> [Your objective]: Each entry below must be repeated exactly. Leave the pictures out of it.

> [The data]:
BEGIN

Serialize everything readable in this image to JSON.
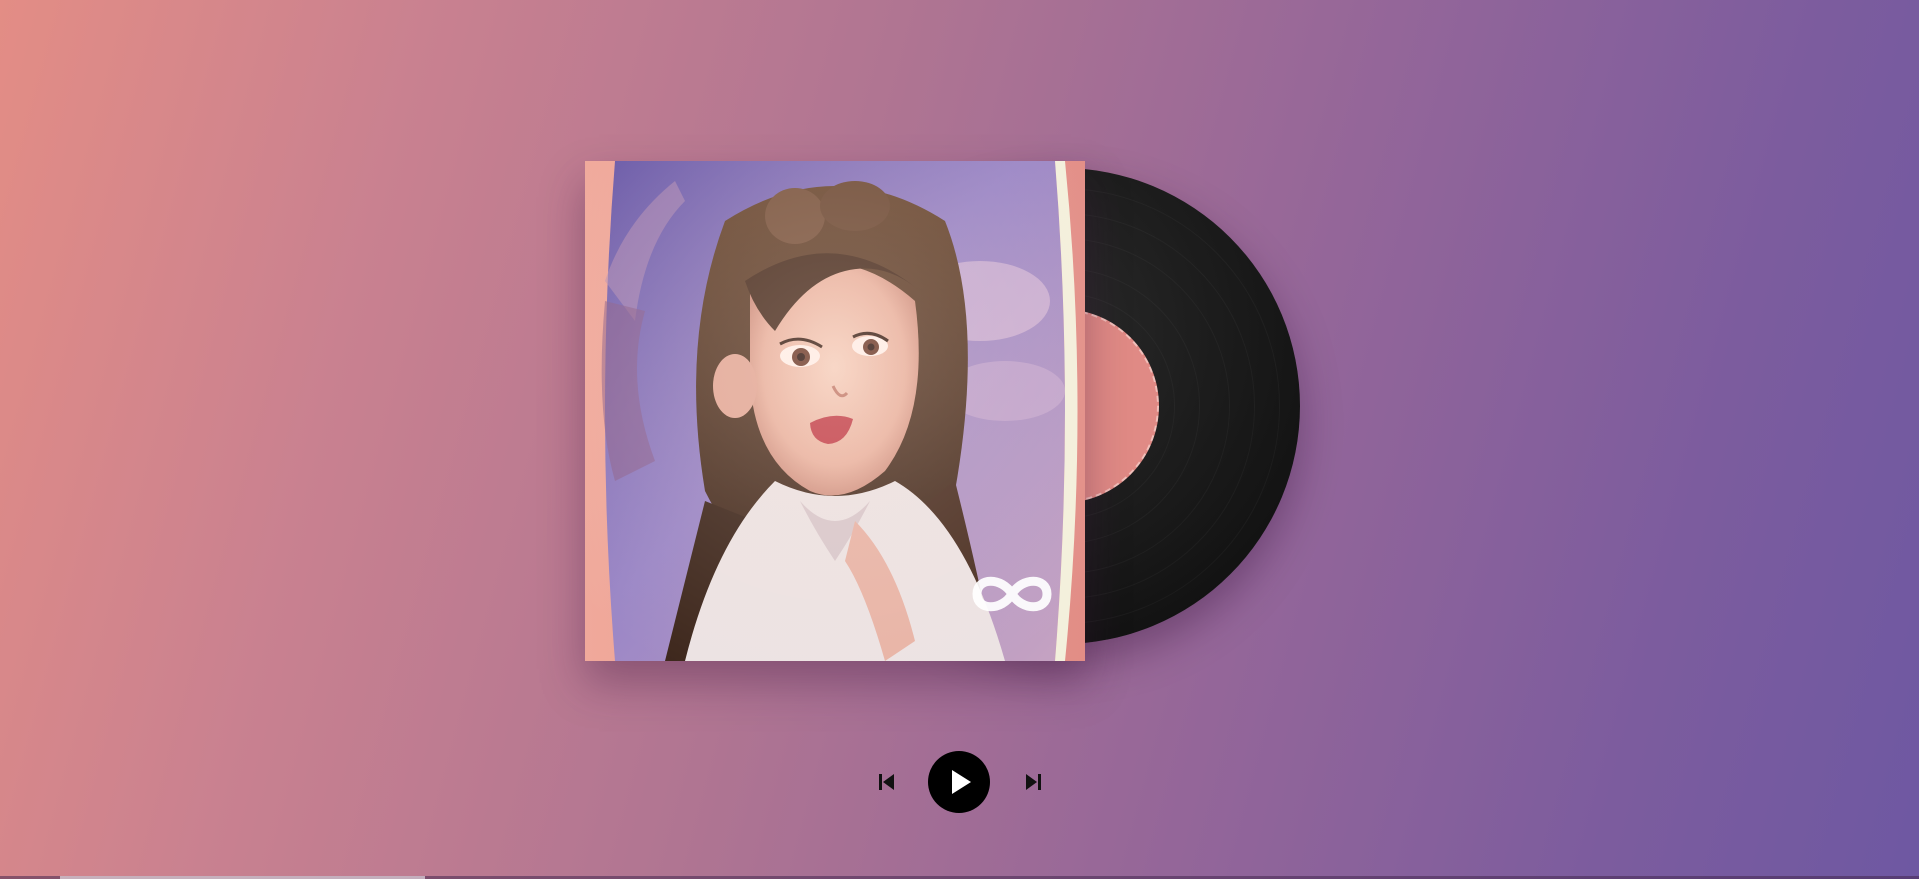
{
  "player": {
    "state": "paused",
    "progress_fraction": 0.19
  },
  "cover": {
    "logo_icon": "infinity-icon"
  },
  "controls": {
    "previous_icon": "skip-previous-icon",
    "play_icon": "play-icon",
    "next_icon": "skip-next-icon"
  },
  "colors": {
    "background_start": "#e38d85",
    "background_end": "#6e58a2",
    "record": "#1a1a1a",
    "record_label": "#e08a85",
    "play_button": "#000000"
  }
}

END

> [Task solution]:
Serialize everything readable in this image to JSON.
{
  "player": {
    "state": "paused",
    "progress_fraction": 0.19
  },
  "cover": {
    "logo_icon": "infinity-icon"
  },
  "controls": {
    "previous_icon": "skip-previous-icon",
    "play_icon": "play-icon",
    "next_icon": "skip-next-icon"
  },
  "colors": {
    "background_start": "#e38d85",
    "background_end": "#6e58a2",
    "record": "#1a1a1a",
    "record_label": "#e08a85",
    "play_button": "#000000"
  }
}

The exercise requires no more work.